▶ _About this task_
Find every line in the records below that contains "label", and copy it.

Items listed in a dataset:
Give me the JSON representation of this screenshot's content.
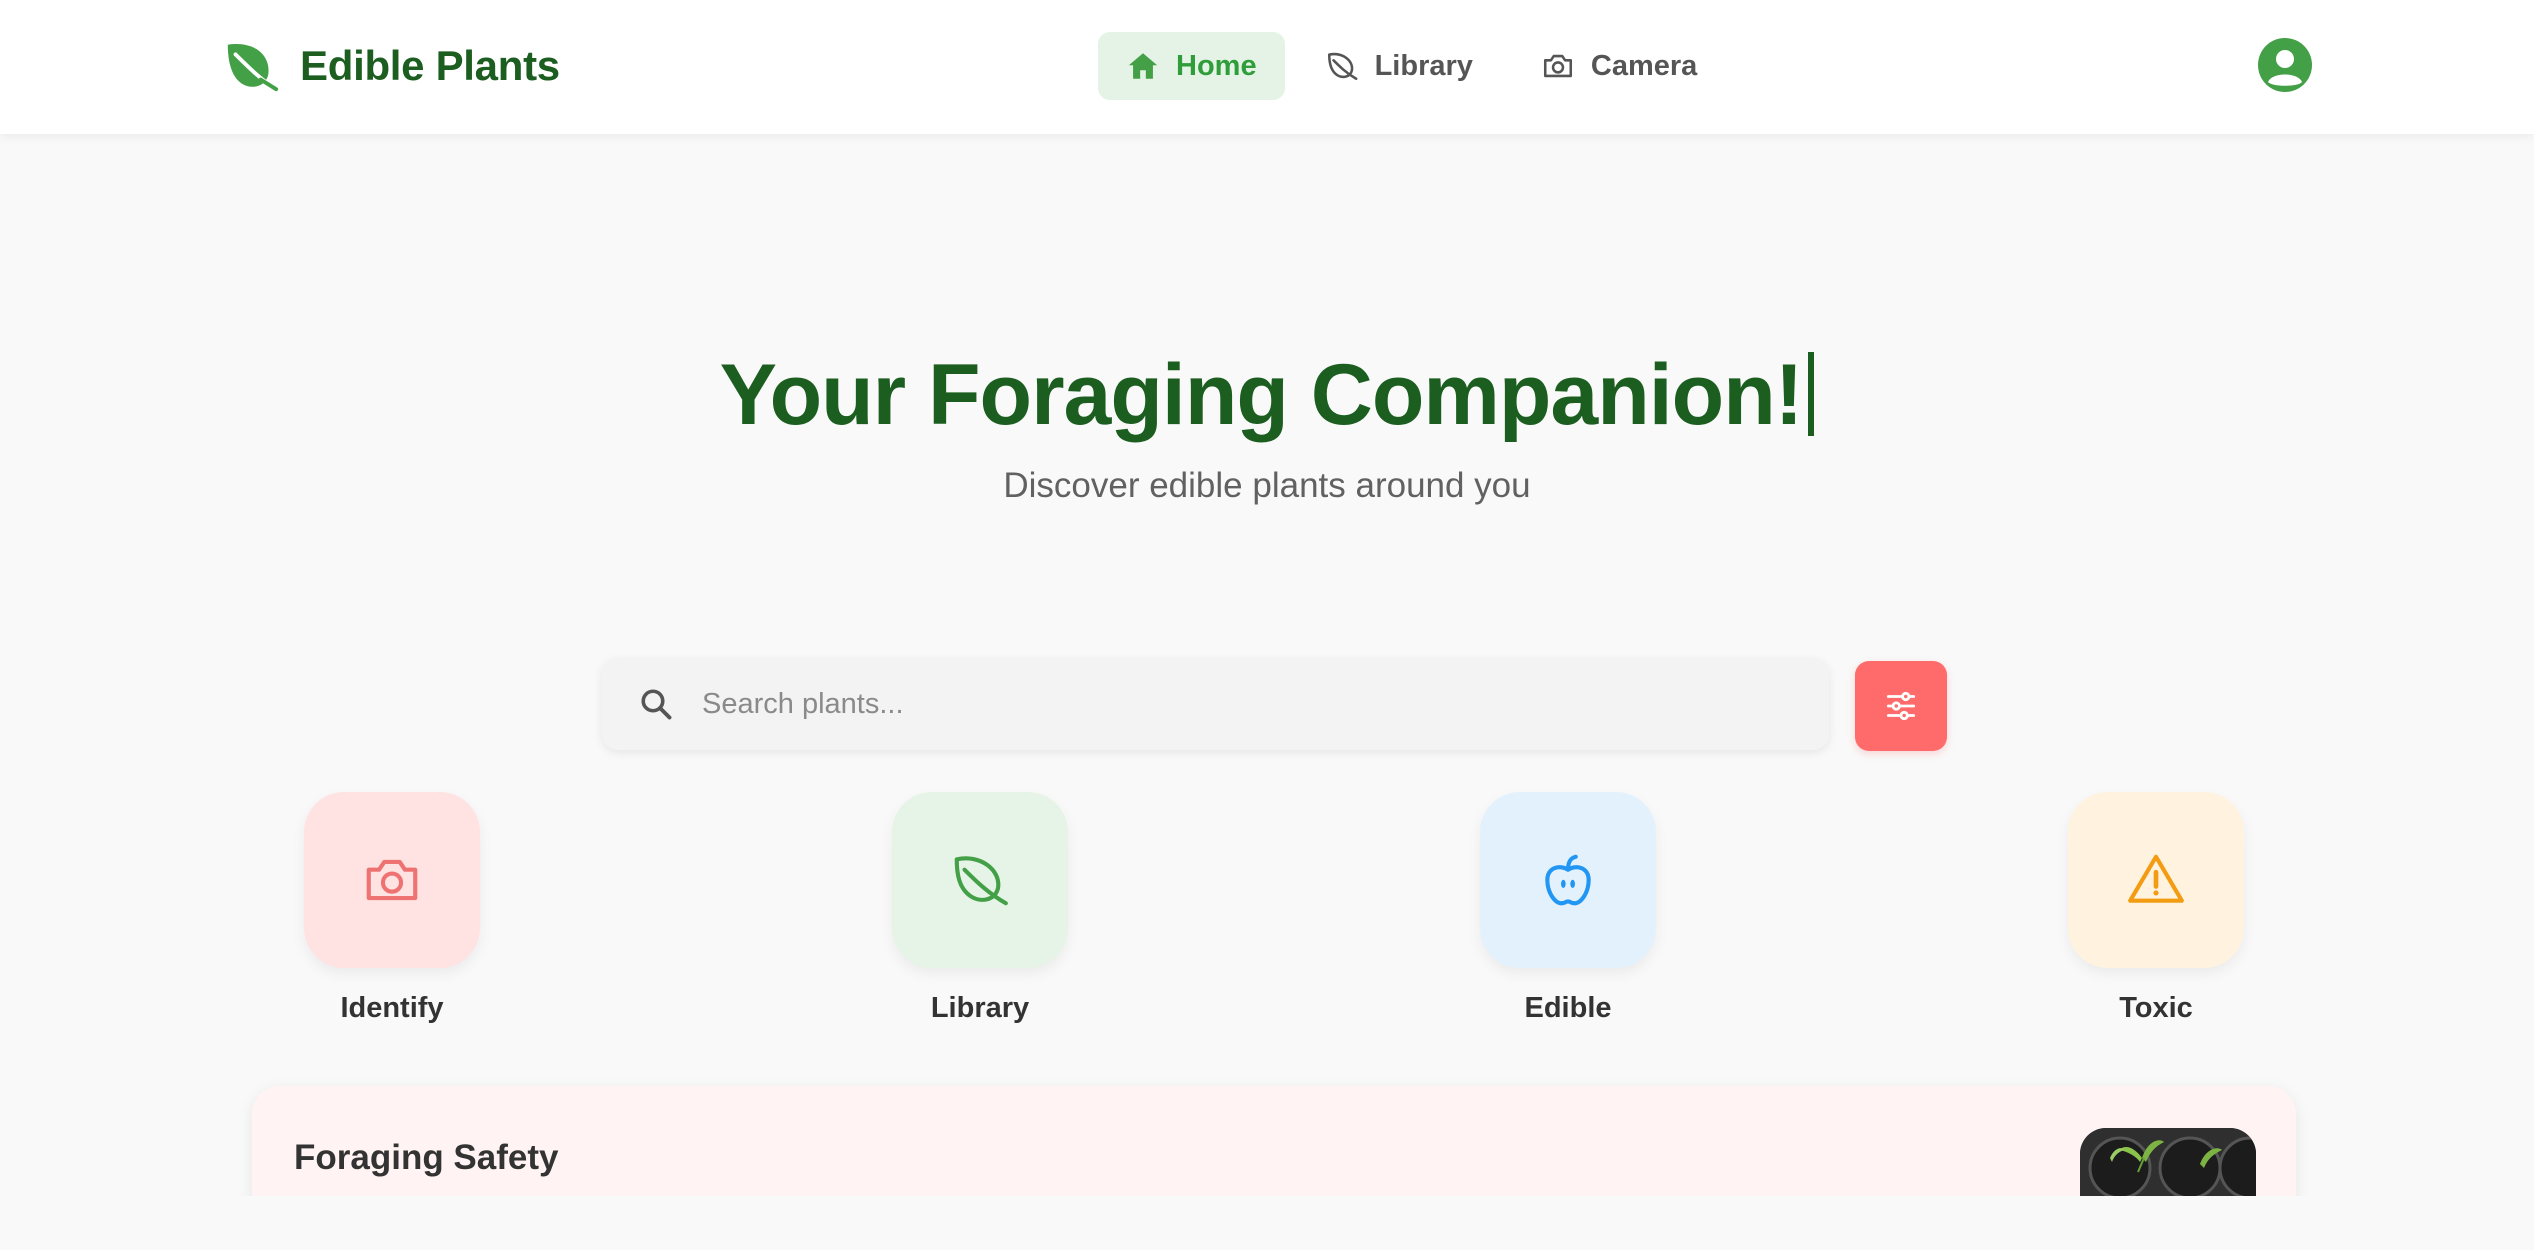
{
  "app": {
    "name": "Edible Plants",
    "logo_icon": "leaf-icon",
    "brand_color": "#1b5e20",
    "accent_color": "#2e9d3a"
  },
  "nav": {
    "items": [
      {
        "label": "Home",
        "icon": "home-icon",
        "active": true
      },
      {
        "label": "Library",
        "icon": "leaf-outline-icon",
        "active": false
      },
      {
        "label": "Camera",
        "icon": "camera-icon",
        "active": false
      }
    ],
    "user_icon": "user-avatar-icon"
  },
  "hero": {
    "title": "Your Foraging Companion!",
    "subtitle": "Discover edible plants around you"
  },
  "search": {
    "placeholder": "Search plants...",
    "value": "",
    "icon": "search-icon",
    "filter_icon": "sliders-icon",
    "filter_color": "#ff6b6b"
  },
  "quick_actions": [
    {
      "label": "Identify",
      "icon": "camera-icon",
      "tile_color": "#ffe3e3",
      "icon_color": "#ef7272"
    },
    {
      "label": "Library",
      "icon": "leaf-icon",
      "tile_color": "#e6f4e7",
      "icon_color": "#43a047"
    },
    {
      "label": "Edible",
      "icon": "apple-icon",
      "tile_color": "#e3f1fd",
      "icon_color": "#2196f3"
    },
    {
      "label": "Toxic",
      "icon": "warning-icon",
      "tile_color": "#fff2df",
      "icon_color": "#f39c12"
    }
  ],
  "safety_card": {
    "title": "Foraging Safety",
    "image_icon": "seedlings-photo"
  }
}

▶ _Exercise response_
        "label": "Home",
        "label": "Library",
        "label": "Camera",
      "label": "Identify",
      "label": "Library",
      "label": "Edible",
      "label": "Toxic",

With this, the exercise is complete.